Writing after September 11 2001, Dalrymple is naturally keen to attack the more shaky generalisations that underpin the much derided but oddly resilient theory of the "clash of civilisations". He also wishes to defend the early British Indophiles from the often vulgar accusation of "Orientalism". This leads him to a few generalisations of his own. He argues that "during the period 1770 to 1830, there was wholesale interracial sexual exploration and surprisingly widespread cultural assimilation and hybridity". He goes on to assert that "virtually all Englishmen in India at this period Indianised themselves to some extent".
The British practice of acquiring Indian wives and maintaining harems does offer a somewhat bracing contrast to the bleak racial segregation of the Victorian 19th century. But it would still not have amounted to "wholesale interracial sexual exploration" if the nubile women on the "fishing fleet" from England had been allowed to cast their net over eligible young Indian men; and it would only have been truly widespread if it had occurred outside the enclaves of elite Indo-Persian culture in which a few fortune-hunters from Britain found themselves luxuriating in the late 18th century.

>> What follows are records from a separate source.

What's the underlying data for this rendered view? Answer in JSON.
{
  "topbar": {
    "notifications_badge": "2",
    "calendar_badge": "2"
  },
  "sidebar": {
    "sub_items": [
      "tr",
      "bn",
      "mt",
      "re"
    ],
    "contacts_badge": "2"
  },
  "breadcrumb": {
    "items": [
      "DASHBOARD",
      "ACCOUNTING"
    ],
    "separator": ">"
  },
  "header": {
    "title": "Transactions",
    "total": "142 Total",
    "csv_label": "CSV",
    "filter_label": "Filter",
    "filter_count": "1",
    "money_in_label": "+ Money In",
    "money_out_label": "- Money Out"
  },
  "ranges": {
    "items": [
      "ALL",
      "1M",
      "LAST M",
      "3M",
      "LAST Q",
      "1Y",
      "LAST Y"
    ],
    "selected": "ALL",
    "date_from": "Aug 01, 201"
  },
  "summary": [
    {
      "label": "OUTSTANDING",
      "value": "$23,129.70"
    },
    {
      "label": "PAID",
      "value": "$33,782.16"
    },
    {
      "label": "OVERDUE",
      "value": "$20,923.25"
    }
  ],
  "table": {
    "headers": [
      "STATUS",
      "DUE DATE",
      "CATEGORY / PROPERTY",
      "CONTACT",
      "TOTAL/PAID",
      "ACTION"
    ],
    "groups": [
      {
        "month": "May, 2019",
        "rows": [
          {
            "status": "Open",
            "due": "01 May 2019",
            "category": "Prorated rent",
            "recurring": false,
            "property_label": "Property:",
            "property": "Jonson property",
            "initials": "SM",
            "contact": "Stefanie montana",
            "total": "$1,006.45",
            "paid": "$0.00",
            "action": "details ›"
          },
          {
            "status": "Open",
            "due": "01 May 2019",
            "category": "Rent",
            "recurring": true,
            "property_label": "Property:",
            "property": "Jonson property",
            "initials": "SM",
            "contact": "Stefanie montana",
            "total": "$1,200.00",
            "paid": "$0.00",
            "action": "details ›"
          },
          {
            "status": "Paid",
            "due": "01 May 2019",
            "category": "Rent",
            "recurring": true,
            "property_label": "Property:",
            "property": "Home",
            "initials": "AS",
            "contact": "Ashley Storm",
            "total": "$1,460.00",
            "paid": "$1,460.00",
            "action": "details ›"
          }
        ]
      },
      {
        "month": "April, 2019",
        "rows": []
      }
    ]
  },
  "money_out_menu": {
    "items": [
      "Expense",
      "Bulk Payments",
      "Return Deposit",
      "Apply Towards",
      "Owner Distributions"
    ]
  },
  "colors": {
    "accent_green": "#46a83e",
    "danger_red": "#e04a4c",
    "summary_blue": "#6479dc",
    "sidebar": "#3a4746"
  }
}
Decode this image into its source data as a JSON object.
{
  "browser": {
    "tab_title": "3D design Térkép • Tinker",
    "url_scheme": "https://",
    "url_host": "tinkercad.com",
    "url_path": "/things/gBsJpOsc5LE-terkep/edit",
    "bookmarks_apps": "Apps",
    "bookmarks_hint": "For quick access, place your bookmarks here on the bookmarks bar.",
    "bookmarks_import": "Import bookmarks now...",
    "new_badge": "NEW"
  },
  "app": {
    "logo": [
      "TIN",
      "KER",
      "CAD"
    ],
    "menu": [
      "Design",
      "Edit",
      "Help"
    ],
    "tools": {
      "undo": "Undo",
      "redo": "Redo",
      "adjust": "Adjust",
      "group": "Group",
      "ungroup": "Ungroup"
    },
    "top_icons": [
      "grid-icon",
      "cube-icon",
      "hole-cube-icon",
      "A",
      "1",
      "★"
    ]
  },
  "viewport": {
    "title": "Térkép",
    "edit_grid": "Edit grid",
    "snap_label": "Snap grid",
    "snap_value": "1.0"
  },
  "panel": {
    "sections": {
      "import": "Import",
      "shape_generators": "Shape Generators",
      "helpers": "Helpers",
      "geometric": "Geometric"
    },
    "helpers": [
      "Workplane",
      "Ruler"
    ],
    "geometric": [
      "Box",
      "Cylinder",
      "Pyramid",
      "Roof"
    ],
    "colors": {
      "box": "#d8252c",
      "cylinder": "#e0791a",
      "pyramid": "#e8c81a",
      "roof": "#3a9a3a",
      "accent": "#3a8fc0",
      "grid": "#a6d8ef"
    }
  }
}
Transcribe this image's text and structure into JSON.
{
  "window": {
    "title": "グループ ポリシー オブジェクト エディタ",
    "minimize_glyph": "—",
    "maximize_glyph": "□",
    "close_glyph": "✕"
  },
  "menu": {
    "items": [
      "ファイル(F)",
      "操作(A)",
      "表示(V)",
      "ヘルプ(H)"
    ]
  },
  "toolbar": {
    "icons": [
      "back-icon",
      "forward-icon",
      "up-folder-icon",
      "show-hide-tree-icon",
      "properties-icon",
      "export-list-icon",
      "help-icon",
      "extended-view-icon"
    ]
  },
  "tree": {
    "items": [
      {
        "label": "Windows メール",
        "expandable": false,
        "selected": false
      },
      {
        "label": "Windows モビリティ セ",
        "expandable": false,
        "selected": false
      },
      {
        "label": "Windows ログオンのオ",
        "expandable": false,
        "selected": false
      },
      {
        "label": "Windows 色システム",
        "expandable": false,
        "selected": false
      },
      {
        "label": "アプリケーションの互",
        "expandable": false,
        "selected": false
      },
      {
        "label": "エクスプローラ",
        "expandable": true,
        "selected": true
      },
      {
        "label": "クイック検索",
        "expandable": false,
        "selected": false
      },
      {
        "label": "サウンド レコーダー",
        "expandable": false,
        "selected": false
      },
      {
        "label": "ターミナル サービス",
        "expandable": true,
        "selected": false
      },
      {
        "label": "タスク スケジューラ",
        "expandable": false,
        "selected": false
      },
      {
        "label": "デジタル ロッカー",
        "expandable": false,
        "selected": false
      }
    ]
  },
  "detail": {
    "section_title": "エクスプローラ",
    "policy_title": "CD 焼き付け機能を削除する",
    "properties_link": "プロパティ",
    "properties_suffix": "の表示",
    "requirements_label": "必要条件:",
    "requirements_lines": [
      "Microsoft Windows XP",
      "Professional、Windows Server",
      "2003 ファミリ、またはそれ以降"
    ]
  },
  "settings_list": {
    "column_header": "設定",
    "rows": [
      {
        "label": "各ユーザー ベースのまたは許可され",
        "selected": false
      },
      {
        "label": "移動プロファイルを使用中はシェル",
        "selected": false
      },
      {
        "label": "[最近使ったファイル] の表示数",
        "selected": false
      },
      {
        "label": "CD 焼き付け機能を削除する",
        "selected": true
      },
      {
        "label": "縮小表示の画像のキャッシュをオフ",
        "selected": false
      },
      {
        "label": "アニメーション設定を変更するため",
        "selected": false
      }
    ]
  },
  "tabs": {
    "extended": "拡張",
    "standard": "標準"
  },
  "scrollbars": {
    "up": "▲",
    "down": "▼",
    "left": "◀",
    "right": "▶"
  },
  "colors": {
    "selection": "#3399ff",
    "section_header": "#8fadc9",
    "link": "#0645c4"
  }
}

There remains a question, too, as to how many Indian women actually chose to become the wives and mistresses of British men. Dalrymple seems inclined to think that the women relatives of Khair un-Nissa cannily arranged her affair and marriage with Kirkpatrick in an attempt to further their family's influence in Hyderabad. This may be true, and perhaps, as Dalrymple argues, should be seen as part of the social mores of aristocratic Muslim women. It certainly clears Kirkpatrick of the charge of abusing his great power. But we don't know what Khair un-Nissa thought of being used as a pawn in imperial intrigues, or how she saw her life, which turned out to be short and hard.
Kirkpatrick himself didn't have it easy. The drama of much of his time in India derives from the resistance he faced from his British peers. He chose, it seems from Dalrymple's account, the wrong time to go native, when the imperial conquerors and administrators from Britain, who increasingly replaced the old-style traders and soldiers, were seeking a new, hard basis for British power in India. The old close relations with Indians were supplanted by a policy of racial exclusion and arrogance. Indian cultures and religions had few admirers among the new British generation of evangelists and utilitarians who sought to impose upon India the radical reforms they could only fitfully carry out in Britain.
This period of political and cultural upheaval, during which the British tightened their stranglehold over India, had many victims, British as well as Indian. We don't hear much of them, for their dreams of personal happiness were destined to remain unsung in histories that celebrate imperial and anti-imperial victories. Kirkpatrick was one of them: a "superfluous man" of late 18th-century India. This capacious book is never more engaging than when, spurning polemic and theory, Dalrymple describes, with a novelist's compassion, the tragic costs of his rebellion.
· Pankaj Mishra is the author of The Romantics (Picador), The Guardian.